“I think three women who were pregnant went into labour that evening,” says Volk.
“A vicar phoned in to complain that even though he realised it wasn’t real he thought the BBC had raised demonic forces.
“It was partly that it scared people, but the complaints were actually more that the BBC had made them feel like mugs.
“People felt the BBC was something they could trust, and the programme had destroyed that trust.”
In its wake, a tide of anger rose against the BBC, which received thousands of complaints.
Meanwhile, in the days that followed the broadcast, the Denhams noticed a change in Martin.
The radiators in their house had a habit of being noisy when warming up and Martin suddenly asked to move bedrooms, though he never explained why.
“He seemed entranced with the talk of ghosts,” Mrs Denham remembers.
“He seemed a bit upset because things were happening at that time in the house that had been happening [on Ghostwatch]. The pipes were banging,” his stepfather adds.
Five days after the broadcast, Martin killed himself. A note in his pocket, addressed to his mother, read: “If there is ghosts I will now be one and I will always be with you as one”.
The Denhams learned of his death when police came to their places of work.
“I went crackers,” Mr Denham says. “I started swearing. When I heard about the [contents of] the note, I knew it was that programme.”
A judicial review the Denhams fought for led to an investigation by the Broadcasting Standards Commission, which concluded the corporation had “a duty to do more than simply hint at the deception it was practising on the audience”.
There had been a “deliberate attempt to cultivate a sense of menace”, it added, and the BBC issued an apology.
The passage of time has seen the Denhams’s anger cool a little, although they do not watch BBC channels, or anything that features Michael Parkinson.
“There’s nothing you can do. I’ve just let it go now, but it’s still there,” Martin’s stepfather adds.
“It’s still just one big mystery and he isn’t here so I’m not able to ask him,” Mrs Denham says.
“Martin was happy. He had never had any problems – he had got a girlfriend and a job and had got everything to live for.
“Even though he was a slow learner he had done well for himself.

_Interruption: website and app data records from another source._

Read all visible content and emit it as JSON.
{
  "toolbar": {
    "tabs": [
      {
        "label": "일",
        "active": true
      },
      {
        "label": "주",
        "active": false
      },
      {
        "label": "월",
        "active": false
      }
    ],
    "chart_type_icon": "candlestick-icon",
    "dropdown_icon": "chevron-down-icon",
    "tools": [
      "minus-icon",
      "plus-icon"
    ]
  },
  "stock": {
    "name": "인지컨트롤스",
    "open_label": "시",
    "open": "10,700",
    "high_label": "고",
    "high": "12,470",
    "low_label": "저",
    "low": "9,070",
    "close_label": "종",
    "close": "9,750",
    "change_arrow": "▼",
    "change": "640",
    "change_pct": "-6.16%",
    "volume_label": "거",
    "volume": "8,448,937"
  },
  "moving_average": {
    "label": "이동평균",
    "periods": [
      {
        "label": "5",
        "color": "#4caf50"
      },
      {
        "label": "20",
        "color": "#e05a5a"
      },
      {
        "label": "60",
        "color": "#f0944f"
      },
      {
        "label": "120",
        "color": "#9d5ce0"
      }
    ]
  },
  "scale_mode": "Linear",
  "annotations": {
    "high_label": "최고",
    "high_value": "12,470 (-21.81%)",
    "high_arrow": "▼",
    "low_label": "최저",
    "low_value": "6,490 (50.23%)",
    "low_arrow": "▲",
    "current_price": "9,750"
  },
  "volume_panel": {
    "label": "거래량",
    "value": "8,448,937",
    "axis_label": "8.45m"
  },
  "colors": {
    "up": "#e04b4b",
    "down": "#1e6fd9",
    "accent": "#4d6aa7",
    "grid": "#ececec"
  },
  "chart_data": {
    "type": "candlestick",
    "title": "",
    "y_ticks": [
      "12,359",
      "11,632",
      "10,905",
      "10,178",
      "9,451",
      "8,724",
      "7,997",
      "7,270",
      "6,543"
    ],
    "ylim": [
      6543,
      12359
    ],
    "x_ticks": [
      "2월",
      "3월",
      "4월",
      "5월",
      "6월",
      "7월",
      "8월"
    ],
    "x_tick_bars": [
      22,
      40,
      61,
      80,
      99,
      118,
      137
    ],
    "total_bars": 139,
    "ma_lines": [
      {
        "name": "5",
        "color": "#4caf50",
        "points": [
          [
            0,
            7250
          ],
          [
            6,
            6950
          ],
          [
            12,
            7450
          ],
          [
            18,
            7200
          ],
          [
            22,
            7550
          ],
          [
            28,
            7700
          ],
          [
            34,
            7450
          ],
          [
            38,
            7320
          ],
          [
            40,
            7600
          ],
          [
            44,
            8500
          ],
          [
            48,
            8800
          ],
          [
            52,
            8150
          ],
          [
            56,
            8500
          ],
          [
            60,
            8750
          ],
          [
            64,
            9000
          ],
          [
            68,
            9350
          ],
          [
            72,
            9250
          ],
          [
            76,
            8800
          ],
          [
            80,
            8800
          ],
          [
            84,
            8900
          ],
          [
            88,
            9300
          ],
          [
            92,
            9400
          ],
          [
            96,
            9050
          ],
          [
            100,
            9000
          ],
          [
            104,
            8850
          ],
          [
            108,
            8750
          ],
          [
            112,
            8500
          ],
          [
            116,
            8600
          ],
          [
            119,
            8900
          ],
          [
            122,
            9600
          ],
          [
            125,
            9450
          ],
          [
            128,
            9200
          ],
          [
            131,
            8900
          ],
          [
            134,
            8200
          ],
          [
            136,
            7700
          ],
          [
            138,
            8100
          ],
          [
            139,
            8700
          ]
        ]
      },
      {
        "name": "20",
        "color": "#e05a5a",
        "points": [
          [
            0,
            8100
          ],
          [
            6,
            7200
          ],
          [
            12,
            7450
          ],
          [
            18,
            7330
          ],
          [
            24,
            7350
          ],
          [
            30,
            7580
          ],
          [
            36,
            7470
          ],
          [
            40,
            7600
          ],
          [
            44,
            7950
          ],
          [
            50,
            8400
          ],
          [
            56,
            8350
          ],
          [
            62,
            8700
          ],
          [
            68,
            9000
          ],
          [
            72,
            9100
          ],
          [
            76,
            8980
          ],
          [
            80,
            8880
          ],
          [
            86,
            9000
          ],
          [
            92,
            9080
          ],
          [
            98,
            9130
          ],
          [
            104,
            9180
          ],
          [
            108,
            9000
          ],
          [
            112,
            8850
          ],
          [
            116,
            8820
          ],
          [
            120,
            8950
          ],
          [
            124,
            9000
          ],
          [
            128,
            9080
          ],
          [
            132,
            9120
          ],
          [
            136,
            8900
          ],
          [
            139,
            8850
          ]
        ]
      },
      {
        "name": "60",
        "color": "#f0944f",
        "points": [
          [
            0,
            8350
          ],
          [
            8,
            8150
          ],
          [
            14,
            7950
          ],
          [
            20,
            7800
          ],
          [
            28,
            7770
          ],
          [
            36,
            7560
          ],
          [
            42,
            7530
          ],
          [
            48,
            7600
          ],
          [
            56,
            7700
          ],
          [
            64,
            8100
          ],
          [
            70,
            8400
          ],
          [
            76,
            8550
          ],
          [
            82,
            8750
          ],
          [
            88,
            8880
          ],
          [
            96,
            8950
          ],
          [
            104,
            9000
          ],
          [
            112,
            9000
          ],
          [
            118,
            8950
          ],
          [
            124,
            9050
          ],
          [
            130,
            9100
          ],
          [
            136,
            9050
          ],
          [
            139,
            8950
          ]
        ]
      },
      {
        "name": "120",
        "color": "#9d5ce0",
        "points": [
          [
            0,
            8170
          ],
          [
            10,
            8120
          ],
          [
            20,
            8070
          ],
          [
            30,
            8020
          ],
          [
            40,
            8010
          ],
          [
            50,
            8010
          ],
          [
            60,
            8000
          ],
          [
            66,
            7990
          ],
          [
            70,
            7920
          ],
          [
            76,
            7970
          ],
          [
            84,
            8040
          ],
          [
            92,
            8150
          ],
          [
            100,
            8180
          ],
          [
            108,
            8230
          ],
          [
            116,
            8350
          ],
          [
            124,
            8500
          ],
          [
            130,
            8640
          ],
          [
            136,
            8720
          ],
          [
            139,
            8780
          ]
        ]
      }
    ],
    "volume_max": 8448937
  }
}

He had everything going for him and then it changed just like that.”
Volk declined to comment on Martin’s death out of respect for the family.
But he says he had expected a very different reaction from viewers.
“I think it was 11 million that saw it and you can’t think of all those people as individuals,” he says.
“I was, I guess, writing for myself – aged between 12 and 14 – and I thought of myself watching and thinking, ‘well this is interesting, I don’t believe it, but I get that this is a drama done in a certain way’.
“That’s the basis on which I thought most people would [see] it.
“There was a vast span of different reactions to it, from people who didn’t believe it for a second and people who believed it all the way through, and everything in between.”
The aftermath meant the BBC distanced itself from Ghostwatch.
Volk says he would have liked to have explained his intentions as a writer with the broadcaster far sooner than the anniversary DVD a decade later allowed.
“I think if the BBC had maybe not shut it down so completely, there might have been an attempt to have a conversation about it,” he says.
However, when 12-year-old viewers who saw it the first time revisited it 10 years later – in conjunction with the emergence of the internet – people openly started to discuss the programme.
“Suddenly we found a whole pile of people who did like it, they enjoyed it, thought it was challenging and all the things we wanted it to be,” Volk says.
He remains proud of Ghostwatch, the first project he did for television.
Volk went on to write an episode of Ghosts for the BBC in 1995, created ITV series Afterlife starring Andrew Lincoln and Lesley Sharp, and was also behind the 2011 film The Awakening.
“The best result [was] people coming up and saying ‘I had to sleep with the light on for three weeks but it got me into film-making’ and some have said ‘it got me into horror’,” he says.
However, he tends to agree with acclaimed author Ramsay Campbell on pushing the genre’s boundaries.
“I’m a great believer in what he said about horror, and that is that horror is sometimes the business that goes too far.”